## Instructions to follow
Could you write out each of the records below exactly?

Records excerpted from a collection
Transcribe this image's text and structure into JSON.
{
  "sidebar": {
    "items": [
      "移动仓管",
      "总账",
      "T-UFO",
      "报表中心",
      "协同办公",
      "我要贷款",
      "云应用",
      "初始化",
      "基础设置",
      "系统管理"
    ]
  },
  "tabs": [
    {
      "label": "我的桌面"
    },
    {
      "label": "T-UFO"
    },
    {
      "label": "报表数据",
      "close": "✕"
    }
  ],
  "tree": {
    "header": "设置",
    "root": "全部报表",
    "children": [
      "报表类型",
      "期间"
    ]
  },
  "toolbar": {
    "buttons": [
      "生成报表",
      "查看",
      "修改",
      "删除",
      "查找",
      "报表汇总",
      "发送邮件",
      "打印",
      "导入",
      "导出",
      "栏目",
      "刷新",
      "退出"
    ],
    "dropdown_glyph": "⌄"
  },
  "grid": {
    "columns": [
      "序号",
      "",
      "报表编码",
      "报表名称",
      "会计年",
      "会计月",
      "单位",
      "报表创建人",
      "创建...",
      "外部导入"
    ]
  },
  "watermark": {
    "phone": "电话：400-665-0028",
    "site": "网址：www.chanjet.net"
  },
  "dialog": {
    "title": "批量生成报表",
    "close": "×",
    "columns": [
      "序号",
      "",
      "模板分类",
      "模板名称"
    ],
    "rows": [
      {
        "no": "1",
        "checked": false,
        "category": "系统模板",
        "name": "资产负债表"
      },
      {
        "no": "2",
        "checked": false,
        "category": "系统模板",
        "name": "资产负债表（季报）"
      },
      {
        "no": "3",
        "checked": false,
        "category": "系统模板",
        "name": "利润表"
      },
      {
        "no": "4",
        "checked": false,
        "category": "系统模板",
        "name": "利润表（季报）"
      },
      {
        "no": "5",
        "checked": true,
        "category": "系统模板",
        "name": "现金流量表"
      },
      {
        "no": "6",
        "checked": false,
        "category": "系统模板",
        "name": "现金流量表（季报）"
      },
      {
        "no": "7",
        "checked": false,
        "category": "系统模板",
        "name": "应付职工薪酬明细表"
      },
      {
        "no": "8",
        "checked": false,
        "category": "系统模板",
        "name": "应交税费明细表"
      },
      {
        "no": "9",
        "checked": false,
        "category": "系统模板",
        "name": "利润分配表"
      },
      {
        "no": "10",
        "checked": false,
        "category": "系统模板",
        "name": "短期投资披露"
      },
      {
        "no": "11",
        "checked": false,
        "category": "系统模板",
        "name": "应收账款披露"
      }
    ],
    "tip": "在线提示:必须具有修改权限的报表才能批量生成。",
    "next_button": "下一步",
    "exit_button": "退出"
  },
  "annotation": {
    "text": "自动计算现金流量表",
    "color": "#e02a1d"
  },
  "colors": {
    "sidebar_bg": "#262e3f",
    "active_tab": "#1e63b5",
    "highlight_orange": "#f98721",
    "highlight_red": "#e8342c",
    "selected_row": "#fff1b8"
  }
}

## Result of this exercise
Transcribe this image's text and structure into JSON.
{
  "sidebar": {
    "items": [
      "移动仓管",
      "总账",
      "T-UFO",
      "报表中心",
      "协同办公",
      "我要贷款",
      "云应用",
      "初始化",
      "基础设置",
      "系统管理"
    ]
  },
  "tabs": [
    {
      "label": "我的桌面"
    },
    {
      "label": "T-UFO"
    },
    {
      "label": "报表数据",
      "close": "✕"
    }
  ],
  "tree": {
    "header": "设置",
    "root": "全部报表",
    "children": [
      "报表类型",
      "期间"
    ]
  },
  "toolbar": {
    "buttons": [
      "生成报表",
      "查看",
      "修改",
      "删除",
      "查找",
      "报表汇总",
      "发送邮件",
      "打印",
      "导入",
      "导出",
      "栏目",
      "刷新",
      "退出"
    ],
    "dropdown_glyph": "⌄"
  },
  "grid": {
    "columns": [
      "序号",
      "",
      "报表编码",
      "报表名称",
      "会计年",
      "会计月",
      "单位",
      "报表创建人",
      "创建...",
      "外部导入"
    ]
  },
  "watermark": {
    "phone": "电话：400-665-0028",
    "site": "网址：www.chanjet.net"
  },
  "dialog": {
    "title": "批量生成报表",
    "close": "×",
    "columns": [
      "序号",
      "",
      "模板分类",
      "模板名称"
    ],
    "rows": [
      {
        "no": "1",
        "checked": false,
        "category": "系统模板",
        "name": "资产负债表"
      },
      {
        "no": "2",
        "checked": false,
        "category": "系统模板",
        "name": "资产负债表（季报）"
      },
      {
        "no": "3",
        "checked": false,
        "category": "系统模板",
        "name": "利润表"
      },
      {
        "no": "4",
        "checked": false,
        "category": "系统模板",
        "name": "利润表（季报）"
      },
      {
        "no": "5",
        "checked": true,
        "category": "系统模板",
        "name": "现金流量表"
      },
      {
        "no": "6",
        "checked": false,
        "category": "系统模板",
        "name": "现金流量表（季报）"
      },
      {
        "no": "7",
        "checked": false,
        "category": "系统模板",
        "name": "应付职工薪酬明细表"
      },
      {
        "no": "8",
        "checked": false,
        "category": "系统模板",
        "name": "应交税费明细表"
      },
      {
        "no": "9",
        "checked": false,
        "category": "系统模板",
        "name": "利润分配表"
      },
      {
        "no": "10",
        "checked": false,
        "category": "系统模板",
        "name": "短期投资披露"
      },
      {
        "no": "11",
        "checked": false,
        "category": "系统模板",
        "name": "应收账款披露"
      }
    ],
    "tip": "在线提示:必须具有修改权限的报表才能批量生成。",
    "next_button": "下一步",
    "exit_button": "退出"
  },
  "annotation": {
    "text": "自动计算现金流量表",
    "color": "#e02a1d"
  },
  "colors": {
    "sidebar_bg": "#262e3f",
    "active_tab": "#1e63b5",
    "highlight_orange": "#f98721",
    "highlight_red": "#e8342c",
    "selected_row": "#fff1b8"
  }
}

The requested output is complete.